All entries must be given again exactly as written.

START DATA PROVIDED

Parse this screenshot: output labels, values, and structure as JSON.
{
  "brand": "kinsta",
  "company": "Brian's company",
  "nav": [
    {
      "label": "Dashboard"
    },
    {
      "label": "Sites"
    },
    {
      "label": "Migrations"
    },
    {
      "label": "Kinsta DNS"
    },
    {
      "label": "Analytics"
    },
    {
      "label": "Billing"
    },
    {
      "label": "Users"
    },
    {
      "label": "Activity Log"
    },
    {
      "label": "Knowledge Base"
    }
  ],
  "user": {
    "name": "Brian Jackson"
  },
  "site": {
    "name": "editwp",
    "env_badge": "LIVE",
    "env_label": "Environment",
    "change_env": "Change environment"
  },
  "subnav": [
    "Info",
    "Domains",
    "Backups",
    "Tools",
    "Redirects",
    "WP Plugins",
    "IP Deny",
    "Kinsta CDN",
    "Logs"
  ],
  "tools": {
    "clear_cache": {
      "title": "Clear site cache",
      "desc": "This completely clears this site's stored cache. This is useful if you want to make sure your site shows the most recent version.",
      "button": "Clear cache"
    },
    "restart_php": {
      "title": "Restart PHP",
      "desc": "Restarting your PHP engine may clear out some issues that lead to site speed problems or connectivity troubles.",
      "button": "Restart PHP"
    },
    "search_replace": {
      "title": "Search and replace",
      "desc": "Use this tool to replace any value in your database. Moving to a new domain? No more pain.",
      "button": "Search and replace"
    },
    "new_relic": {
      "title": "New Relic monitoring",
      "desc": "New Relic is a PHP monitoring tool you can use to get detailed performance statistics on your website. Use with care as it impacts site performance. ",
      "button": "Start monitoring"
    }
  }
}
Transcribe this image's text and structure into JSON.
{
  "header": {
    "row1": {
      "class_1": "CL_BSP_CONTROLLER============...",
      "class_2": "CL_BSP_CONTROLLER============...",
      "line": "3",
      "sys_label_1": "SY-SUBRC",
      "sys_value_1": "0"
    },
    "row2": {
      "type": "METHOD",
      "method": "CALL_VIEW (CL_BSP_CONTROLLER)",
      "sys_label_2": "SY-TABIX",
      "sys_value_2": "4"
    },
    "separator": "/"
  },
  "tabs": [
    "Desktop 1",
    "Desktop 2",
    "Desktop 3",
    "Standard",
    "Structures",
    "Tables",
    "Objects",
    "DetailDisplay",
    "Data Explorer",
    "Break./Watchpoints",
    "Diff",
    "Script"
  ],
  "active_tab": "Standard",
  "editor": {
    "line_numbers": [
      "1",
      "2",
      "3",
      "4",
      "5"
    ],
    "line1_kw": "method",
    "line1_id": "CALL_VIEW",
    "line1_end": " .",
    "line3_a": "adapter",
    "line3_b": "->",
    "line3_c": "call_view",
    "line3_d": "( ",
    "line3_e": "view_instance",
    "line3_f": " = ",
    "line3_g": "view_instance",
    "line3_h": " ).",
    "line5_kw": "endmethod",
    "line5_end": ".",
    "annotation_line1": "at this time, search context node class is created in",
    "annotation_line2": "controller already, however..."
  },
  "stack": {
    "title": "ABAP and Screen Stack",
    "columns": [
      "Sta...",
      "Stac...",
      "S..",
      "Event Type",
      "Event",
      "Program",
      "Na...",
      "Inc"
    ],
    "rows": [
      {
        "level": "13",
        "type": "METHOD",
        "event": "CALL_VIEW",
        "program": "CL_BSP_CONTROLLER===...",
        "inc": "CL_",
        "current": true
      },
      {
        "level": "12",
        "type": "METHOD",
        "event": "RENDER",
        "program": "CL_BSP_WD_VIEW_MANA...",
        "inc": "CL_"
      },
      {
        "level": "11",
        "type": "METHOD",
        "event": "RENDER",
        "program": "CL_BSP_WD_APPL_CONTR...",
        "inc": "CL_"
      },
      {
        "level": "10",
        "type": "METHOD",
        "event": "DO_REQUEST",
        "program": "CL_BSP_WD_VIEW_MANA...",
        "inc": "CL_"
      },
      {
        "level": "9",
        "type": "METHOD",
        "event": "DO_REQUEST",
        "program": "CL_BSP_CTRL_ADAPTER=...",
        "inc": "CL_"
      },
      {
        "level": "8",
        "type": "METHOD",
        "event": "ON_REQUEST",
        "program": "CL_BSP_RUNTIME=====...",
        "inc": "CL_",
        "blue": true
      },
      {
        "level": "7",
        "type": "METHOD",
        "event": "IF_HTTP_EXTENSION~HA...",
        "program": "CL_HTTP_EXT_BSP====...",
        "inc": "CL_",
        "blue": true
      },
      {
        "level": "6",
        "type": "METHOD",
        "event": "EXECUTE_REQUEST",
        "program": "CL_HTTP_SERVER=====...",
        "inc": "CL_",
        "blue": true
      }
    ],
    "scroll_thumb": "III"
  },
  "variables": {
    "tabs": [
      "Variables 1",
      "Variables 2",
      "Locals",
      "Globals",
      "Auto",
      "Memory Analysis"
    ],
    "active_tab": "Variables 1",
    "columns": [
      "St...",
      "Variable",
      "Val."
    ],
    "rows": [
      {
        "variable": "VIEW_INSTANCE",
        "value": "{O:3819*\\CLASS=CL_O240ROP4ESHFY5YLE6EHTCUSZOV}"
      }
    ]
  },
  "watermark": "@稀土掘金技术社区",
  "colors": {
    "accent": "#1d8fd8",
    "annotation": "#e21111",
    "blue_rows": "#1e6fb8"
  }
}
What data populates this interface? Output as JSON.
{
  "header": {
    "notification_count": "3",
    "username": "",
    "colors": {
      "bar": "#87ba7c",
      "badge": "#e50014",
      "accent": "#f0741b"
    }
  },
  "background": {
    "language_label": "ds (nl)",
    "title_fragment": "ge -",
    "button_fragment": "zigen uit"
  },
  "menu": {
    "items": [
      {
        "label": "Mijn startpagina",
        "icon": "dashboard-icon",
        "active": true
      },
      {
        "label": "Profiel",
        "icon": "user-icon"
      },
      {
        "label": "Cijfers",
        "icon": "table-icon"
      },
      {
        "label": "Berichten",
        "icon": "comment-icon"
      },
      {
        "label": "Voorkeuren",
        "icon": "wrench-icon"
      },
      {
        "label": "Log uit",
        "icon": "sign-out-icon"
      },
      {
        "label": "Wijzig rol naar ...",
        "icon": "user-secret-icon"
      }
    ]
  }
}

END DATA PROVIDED

*REPLY:*
Parse this screenshot: output labels, values, and structure as JSON.
{
  "brand": "kinsta",
  "company": "Brian's company",
  "nav": [
    {
      "label": "Dashboard"
    },
    {
      "label": "Sites"
    },
    {
      "label": "Migrations"
    },
    {
      "label": "Kinsta DNS"
    },
    {
      "label": "Analytics"
    },
    {
      "label": "Billing"
    },
    {
      "label": "Users"
    },
    {
      "label": "Activity Log"
    },
    {
      "label": "Knowledge Base"
    }
  ],
  "user": {
    "name": "Brian Jackson"
  },
  "site": {
    "name": "editwp",
    "env_badge": "LIVE",
    "env_label": "Environment",
    "change_env": "Change environment"
  },
  "subnav": [
    "Info",
    "Domains",
    "Backups",
    "Tools",
    "Redirects",
    "WP Plugins",
    "IP Deny",
    "Kinsta CDN",
    "Logs"
  ],
  "tools": {
    "clear_cache": {
      "title": "Clear site cache",
      "desc": "This completely clears this site's stored cache. This is useful if you want to make sure your site shows the most recent version.",
      "button": "Clear cache"
    },
    "restart_php": {
      "title": "Restart PHP",
      "desc": "Restarting your PHP engine may clear out some issues that lead to site speed problems or connectivity troubles.",
      "button": "Restart PHP"
    },
    "search_replace": {
      "title": "Search and replace",
      "desc": "Use this tool to replace any value in your database. Moving to a new domain? No more pain.",
      "button": "Search and replace"
    },
    "new_relic": {
      "title": "New Relic monitoring",
      "desc": "New Relic is a PHP monitoring tool you can use to get detailed performance statistics on your website. Use with care as it impacts site performance. ",
      "button": "Start monitoring"
    }
  }
}
Transcribe this image's text and structure into JSON.
{
  "header": {
    "row1": {
      "class_1": "CL_BSP_CONTROLLER============...",
      "class_2": "CL_BSP_CONTROLLER============...",
      "line": "3",
      "sys_label_1": "SY-SUBRC",
      "sys_value_1": "0"
    },
    "row2": {
      "type": "METHOD",
      "method": "CALL_VIEW (CL_BSP_CONTROLLER)",
      "sys_label_2": "SY-TABIX",
      "sys_value_2": "4"
    },
    "separator": "/"
  },
  "tabs": [
    "Desktop 1",
    "Desktop 2",
    "Desktop 3",
    "Standard",
    "Structures",
    "Tables",
    "Objects",
    "DetailDisplay",
    "Data Explorer",
    "Break./Watchpoints",
    "Diff",
    "Script"
  ],
  "active_tab": "Standard",
  "editor": {
    "line_numbers": [
      "1",
      "2",
      "3",
      "4",
      "5"
    ],
    "line1_kw": "method",
    "line1_id": "CALL_VIEW",
    "line1_end": " .",
    "line3_a": "adapter",
    "line3_b": "->",
    "line3_c": "call_view",
    "line3_d": "( ",
    "line3_e": "view_instance",
    "line3_f": " = ",
    "line3_g": "view_instance",
    "line3_h": " ).",
    "line5_kw": "endmethod",
    "line5_end": ".",
    "annotation_line1": "at this time, search context node class is created in",
    "annotation_line2": "controller already, however..."
  },
  "stack": {
    "title": "ABAP and Screen Stack",
    "columns": [
      "Sta...",
      "Stac...",
      "S..",
      "Event Type",
      "Event",
      "Program",
      "Na...",
      "Inc"
    ],
    "rows": [
      {
        "level": "13",
        "type": "METHOD",
        "event": "CALL_VIEW",
        "program": "CL_BSP_CONTROLLER===...",
        "inc": "CL_",
        "current": true
      },
      {
        "level": "12",
        "type": "METHOD",
        "event": "RENDER",
        "program": "CL_BSP_WD_VIEW_MANA...",
        "inc": "CL_"
      },
      {
        "level": "11",
        "type": "METHOD",
        "event": "RENDER",
        "program": "CL_BSP_WD_APPL_CONTR...",
        "inc": "CL_"
      },
      {
        "level": "10",
        "type": "METHOD",
        "event": "DO_REQUEST",
        "program": "CL_BSP_WD_VIEW_MANA...",
        "inc": "CL_"
      },
      {
        "level": "9",
        "type": "METHOD",
        "event": "DO_REQUEST",
        "program": "CL_BSP_CTRL_ADAPTER=...",
        "inc": "CL_"
      },
      {
        "level": "8",
        "type": "METHOD",
        "event": "ON_REQUEST",
        "program": "CL_BSP_RUNTIME=====...",
        "inc": "CL_",
        "blue": true
      },
      {
        "level": "7",
        "type": "METHOD",
        "event": "IF_HTTP_EXTENSION~HA...",
        "program": "CL_HTTP_EXT_BSP====...",
        "inc": "CL_",
        "blue": true
      },
      {
        "level": "6",
        "type": "METHOD",
        "event": "EXECUTE_REQUEST",
        "program": "CL_HTTP_SERVER=====...",
        "inc": "CL_",
        "blue": true
      }
    ],
    "scroll_thumb": "III"
  },
  "variables": {
    "tabs": [
      "Variables 1",
      "Variables 2",
      "Locals",
      "Globals",
      "Auto",
      "Memory Analysis"
    ],
    "active_tab": "Variables 1",
    "columns": [
      "St...",
      "Variable",
      "Val."
    ],
    "rows": [
      {
        "variable": "VIEW_INSTANCE",
        "value": "{O:3819*\\CLASS=CL_O240ROP4ESHFY5YLE6EHTCUSZOV}"
      }
    ]
  },
  "watermark": "@稀土掘金技术社区",
  "colors": {
    "accent": "#1d8fd8",
    "annotation": "#e21111",
    "blue_rows": "#1e6fb8"
  }
}
What data populates this interface? Output as JSON.
{
  "header": {
    "notification_count": "3",
    "username": "",
    "colors": {
      "bar": "#87ba7c",
      "badge": "#e50014",
      "accent": "#f0741b"
    }
  },
  "background": {
    "language_label": "ds (nl)",
    "title_fragment": "ge -",
    "button_fragment": "zigen uit"
  },
  "menu": {
    "items": [
      {
        "label": "Mijn startpagina",
        "icon": "dashboard-icon",
        "active": true
      },
      {
        "label": "Profiel",
        "icon": "user-icon"
      },
      {
        "label": "Cijfers",
        "icon": "table-icon"
      },
      {
        "label": "Berichten",
        "icon": "comment-icon"
      },
      {
        "label": "Voorkeuren",
        "icon": "wrench-icon"
      },
      {
        "label": "Log uit",
        "icon": "sign-out-icon"
      },
      {
        "label": "Wijzig rol naar ...",
        "icon": "user-secret-icon"
      }
    ]
  }
}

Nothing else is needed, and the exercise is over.